■ Exercise data ■
****************
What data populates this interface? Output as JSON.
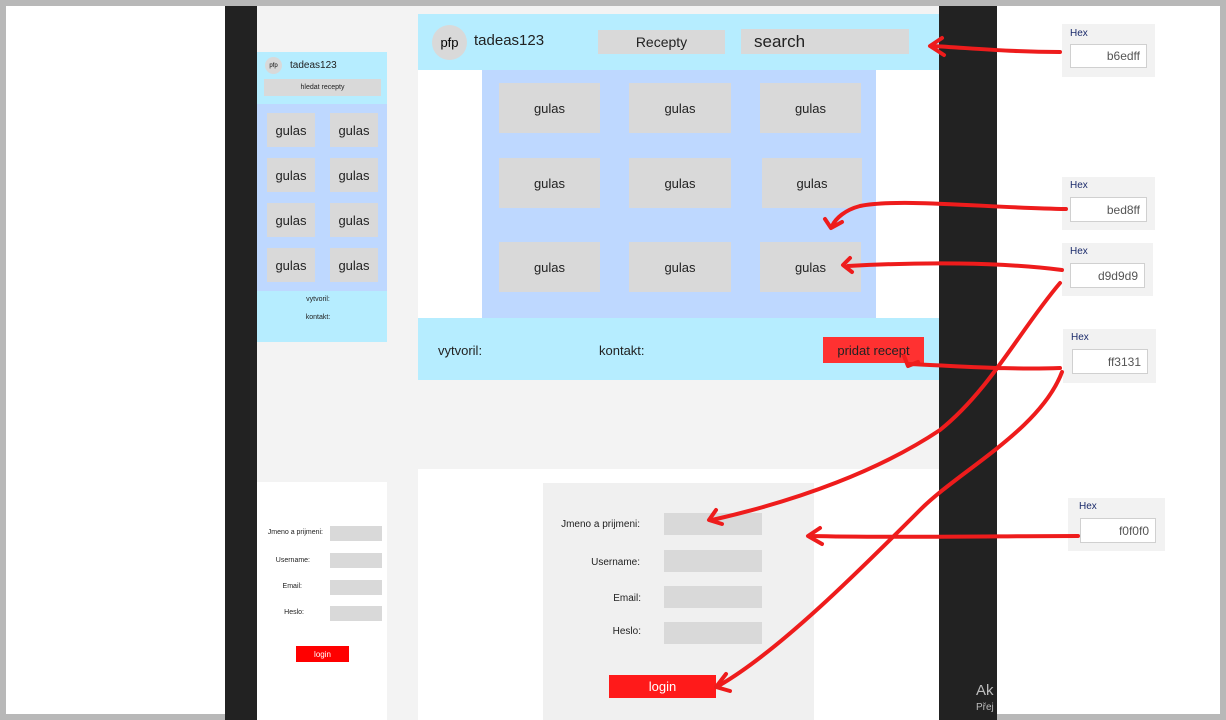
{
  "colors": {
    "light_blue": "#b6edff",
    "blue": "#bed8ff",
    "grey": "#d9d9d9",
    "red": "#ff3131",
    "form_bg": "#f0f0f0"
  },
  "small_mockup": {
    "avatar": "pfp",
    "username": "tadeas123",
    "search_button": "hledat recepty",
    "cards": [
      "gulas",
      "gulas",
      "gulas",
      "gulas",
      "gulas",
      "gulas",
      "gulas",
      "gulas"
    ],
    "footer_created": "vytvoril:",
    "footer_contact": "kontakt:"
  },
  "large_mockup": {
    "avatar": "pfp",
    "username": "tadeas123",
    "nav_button": "Recepty",
    "search_placeholder": "search",
    "cards": [
      "gulas",
      "gulas",
      "gulas",
      "gulas",
      "gulas",
      "gulas",
      "gulas",
      "gulas",
      "gulas"
    ],
    "footer_created": "vytvoril:",
    "footer_contact": "kontakt:",
    "add_recipe_button": "pridat recept"
  },
  "small_form": {
    "name_label": "Jmeno a prijmeni:",
    "username_label": "Username:",
    "email_label": "Email:",
    "password_label": "Heslo:",
    "login_button": "login"
  },
  "large_form": {
    "name_label": "Jmeno a prijmeni:",
    "username_label": "Username:",
    "email_label": "Email:",
    "password_label": "Heslo:",
    "login_button": "login"
  },
  "hex_swatches": [
    {
      "label": "Hex",
      "value": "b6edff"
    },
    {
      "label": "Hex",
      "value": "bed8ff"
    },
    {
      "label": "Hex",
      "value": "d9d9d9"
    },
    {
      "label": "Hex",
      "value": "ff3131"
    },
    {
      "label": "Hex",
      "value": "f0f0f0"
    }
  ],
  "watermark": {
    "line1": "Ak",
    "line2": "Přej"
  }
}
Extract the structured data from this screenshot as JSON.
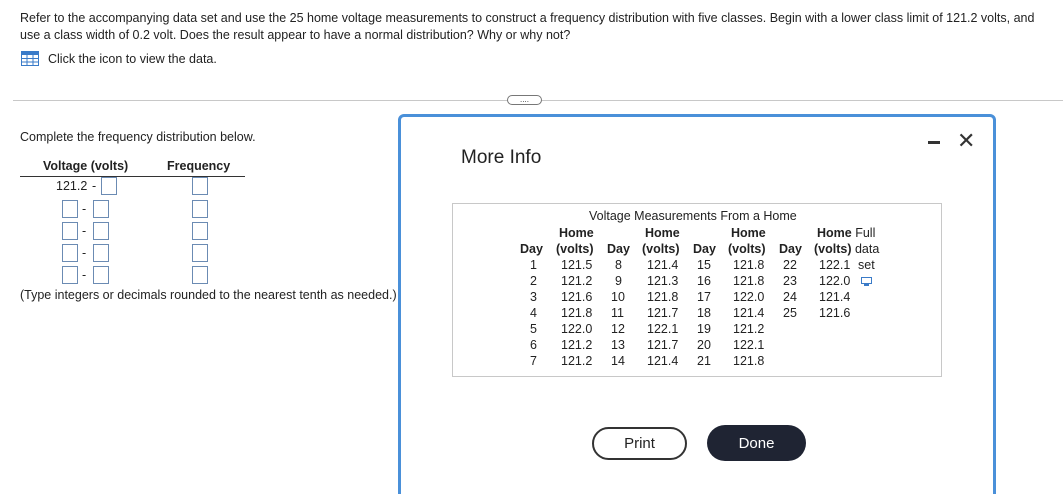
{
  "question": {
    "text": "Refer to the accompanying data set and use the 25 home voltage measurements to construct a frequency distribution with five classes. Begin with a lower class limit of 121.2 volts, and use a class width of 0.2 volt. Does the result appear to have a normal distribution? Why or why not?",
    "data_link_label": "Click the icon to view the data."
  },
  "more_button": "....",
  "frequency_table": {
    "instruction": "Complete the frequency distribution below.",
    "col_voltage": "Voltage (volts)",
    "col_frequency": "Frequency",
    "first_lower": "121.2",
    "dash": "-",
    "hint": "(Type integers or decimals rounded to the nearest tenth as needed.)"
  },
  "dialog": {
    "title": "More Info",
    "minimize": "−",
    "close": "✕",
    "table_caption": "Voltage Measurements From a Home",
    "header_top": [
      "Home",
      "Home",
      "Home",
      "Home Full"
    ],
    "header_bottom": [
      "Day",
      "(volts)",
      "Day",
      "(volts)",
      "Day",
      "(volts)",
      "Day",
      "(volts) data"
    ],
    "columns": [
      {
        "days": [
          "1",
          "2",
          "3",
          "4",
          "5",
          "6",
          "7"
        ],
        "volts": [
          "121.5",
          "121.2",
          "121.6",
          "121.8",
          "122.0",
          "121.2",
          "121.2"
        ]
      },
      {
        "days": [
          "8",
          "9",
          "10",
          "11",
          "12",
          "13",
          "14"
        ],
        "volts": [
          "121.4",
          "121.3",
          "121.8",
          "121.7",
          "122.1",
          "121.7",
          "121.4"
        ]
      },
      {
        "days": [
          "15",
          "16",
          "17",
          "18",
          "19",
          "20",
          "21"
        ],
        "volts": [
          "121.8",
          "121.8",
          "122.0",
          "121.4",
          "121.2",
          "122.1",
          "121.8"
        ]
      },
      {
        "days": [
          "22",
          "23",
          "24",
          "25"
        ],
        "volts": [
          "122.1",
          "122.0",
          "121.4",
          "121.6"
        ]
      }
    ],
    "set_label": "set",
    "print_label": "Print",
    "done_label": "Done"
  }
}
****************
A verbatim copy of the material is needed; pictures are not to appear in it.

What data populates this interface? Output as JSON.
{
  "colors": {
    "light_blue": "#b6edff",
    "blue": "#bed8ff",
    "grey": "#d9d9d9",
    "red": "#ff3131",
    "form_bg": "#f0f0f0"
  },
  "small_mockup": {
    "avatar": "pfp",
    "username": "tadeas123",
    "search_button": "hledat recepty",
    "cards": [
      "gulas",
      "gulas",
      "gulas",
      "gulas",
      "gulas",
      "gulas",
      "gulas",
      "gulas"
    ],
    "footer_created": "vytvoril:",
    "footer_contact": "kontakt:"
  },
  "large_mockup": {
    "avatar": "pfp",
    "username": "tadeas123",
    "nav_button": "Recepty",
    "search_placeholder": "search",
    "cards": [
      "gulas",
      "gulas",
      "gulas",
      "gulas",
      "gulas",
      "gulas",
      "gulas",
      "gulas",
      "gulas"
    ],
    "footer_created": "vytvoril:",
    "footer_contact": "kontakt:",
    "add_recipe_button": "pridat recept"
  },
  "small_form": {
    "name_label": "Jmeno a prijmeni:",
    "username_label": "Username:",
    "email_label": "Email:",
    "password_label": "Heslo:",
    "login_button": "login"
  },
  "large_form": {
    "name_label": "Jmeno a prijmeni:",
    "username_label": "Username:",
    "email_label": "Email:",
    "password_label": "Heslo:",
    "login_button": "login"
  },
  "hex_swatches": [
    {
      "label": "Hex",
      "value": "b6edff"
    },
    {
      "label": "Hex",
      "value": "bed8ff"
    },
    {
      "label": "Hex",
      "value": "d9d9d9"
    },
    {
      "label": "Hex",
      "value": "ff3131"
    },
    {
      "label": "Hex",
      "value": "f0f0f0"
    }
  ],
  "watermark": {
    "line1": "Ak",
    "line2": "Přej"
  }
}
Extract the structured data from this screenshot as JSON.
{
  "question": {
    "text": "Refer to the accompanying data set and use the 25 home voltage measurements to construct a frequency distribution with five classes. Begin with a lower class limit of 121.2 volts, and use a class width of 0.2 volt. Does the result appear to have a normal distribution? Why or why not?",
    "data_link_label": "Click the icon to view the data."
  },
  "more_button": "....",
  "frequency_table": {
    "instruction": "Complete the frequency distribution below.",
    "col_voltage": "Voltage (volts)",
    "col_frequency": "Frequency",
    "first_lower": "121.2",
    "dash": "-",
    "hint": "(Type integers or decimals rounded to the nearest tenth as needed.)"
  },
  "dialog": {
    "title": "More Info",
    "minimize": "−",
    "close": "✕",
    "table_caption": "Voltage Measurements From a Home",
    "header_top": [
      "Home",
      "Home",
      "Home",
      "Home Full"
    ],
    "header_bottom": [
      "Day",
      "(volts)",
      "Day",
      "(volts)",
      "Day",
      "(volts)",
      "Day",
      "(volts) data"
    ],
    "columns": [
      {
        "days": [
          "1",
          "2",
          "3",
          "4",
          "5",
          "6",
          "7"
        ],
        "volts": [
          "121.5",
          "121.2",
          "121.6",
          "121.8",
          "122.0",
          "121.2",
          "121.2"
        ]
      },
      {
        "days": [
          "8",
          "9",
          "10",
          "11",
          "12",
          "13",
          "14"
        ],
        "volts": [
          "121.4",
          "121.3",
          "121.8",
          "121.7",
          "122.1",
          "121.7",
          "121.4"
        ]
      },
      {
        "days": [
          "15",
          "16",
          "17",
          "18",
          "19",
          "20",
          "21"
        ],
        "volts": [
          "121.8",
          "121.8",
          "122.0",
          "121.4",
          "121.2",
          "122.1",
          "121.8"
        ]
      },
      {
        "days": [
          "22",
          "23",
          "24",
          "25"
        ],
        "volts": [
          "122.1",
          "122.0",
          "121.4",
          "121.6"
        ]
      }
    ],
    "set_label": "set",
    "print_label": "Print",
    "done_label": "Done"
  }
}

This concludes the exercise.